For most organisations, real estate is the second largest expense on their balance sheet behind employees. What this means in practice is that there is a great incentive for the firm to manage its real estate in the most cost-effective way possible and use its estate to leverage the effectiveness of its most valuable asset; people.
This raises core issues about the role of the workplace as well as its design and management including:
- Identifying costs and potential savings
- How to accommodate changing working practices including flexible working?
- How to create a working environment that can adapt to future demands?
- How to align the changing demands placed on the workplace with the available resources?
The answer to all of these questions is to acquire and apply reliable data about the way people work and the way the workplace and its resources are used. This not only includes information about the physical workspace itself but also how it is used by its occupants, how it supports key business objectives and how it might be benchmarked against comparable properties across a range of measures including energy efficiency, lease terms and space allocation.
An effective information management system will look to integrate these discrete elements into a single, accessible and comprehensible form.
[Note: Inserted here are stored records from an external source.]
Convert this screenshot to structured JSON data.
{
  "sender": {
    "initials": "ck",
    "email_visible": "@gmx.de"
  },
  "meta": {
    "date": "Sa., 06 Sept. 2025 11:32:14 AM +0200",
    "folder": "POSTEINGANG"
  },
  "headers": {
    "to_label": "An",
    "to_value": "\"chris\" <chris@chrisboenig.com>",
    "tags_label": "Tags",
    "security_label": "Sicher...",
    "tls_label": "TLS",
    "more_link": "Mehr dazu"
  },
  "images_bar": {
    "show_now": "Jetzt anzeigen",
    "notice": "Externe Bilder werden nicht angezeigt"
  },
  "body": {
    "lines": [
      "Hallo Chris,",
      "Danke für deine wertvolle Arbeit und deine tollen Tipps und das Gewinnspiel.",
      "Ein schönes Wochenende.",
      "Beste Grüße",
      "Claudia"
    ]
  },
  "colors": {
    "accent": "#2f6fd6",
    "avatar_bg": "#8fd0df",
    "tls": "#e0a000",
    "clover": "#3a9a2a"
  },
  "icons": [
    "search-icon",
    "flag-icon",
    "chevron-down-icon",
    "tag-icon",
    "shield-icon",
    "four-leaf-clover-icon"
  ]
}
Not only does this improve the usability of data for decision making, it also facilitates the cross-disciplinary development of workplace strategy that reflects the complexity of how people work in the 21st Century.
The benefits of resource scheduling
Resource scheduling is a powerful tool not only because of its ability to help the organisation make more effective use of resources and add to its bottom line, but also because of its ability to open up control of those resources to the people who use them, empowering them to work in the best possible ways and so further meet many of the key workplace objectives of the organisation.
This is particularly important for those resources that support the agile workforce such as hospitality management, videoconferencing and sophisticated room booking systems. The fact that these resources can be accessed and managed on handheld devices and through universal software solutions such as Outlook make resource scheduling an integral part of the working day for a growing number of organisations and their employees. It also explains it is seen as a discrete solution alongside IWMS systems which are more focused on other issues such as lease management and maintenance.
Because resource scheduling systems are able to generate data in real-time that shows how resources are used, it is also an important tool for strategic decision making. By making the organisation aware of how specific resources are used including how often, in what way and by whom it can influence decisions about investments. For example, decisions about the creation of a meeting room might be re-evaluated in light of no-show information derived from the utilisation reports created by a resource scheduling system.
The importance of resource scheduling is only likely to increase over time both as a result of increasing property costs and as businesses become more aware of the features and benefits of the systems. These do not only include the ability to cut costs and energy use, but can also reduce the need for costly and disruptive relocations and refurbishments because organisations are better able to use the space and resources they already own.
Resource scheduling also plays an important role in managing an increasingly agile and diverse workforce. It can help to tailor both the physical and technological working environment to the precise needs of individuals and teams. It can not only improve the way they use resources but also how they work on their own or as part of a team, weaving together the strands of the fabric that binds people to each other and the organisation.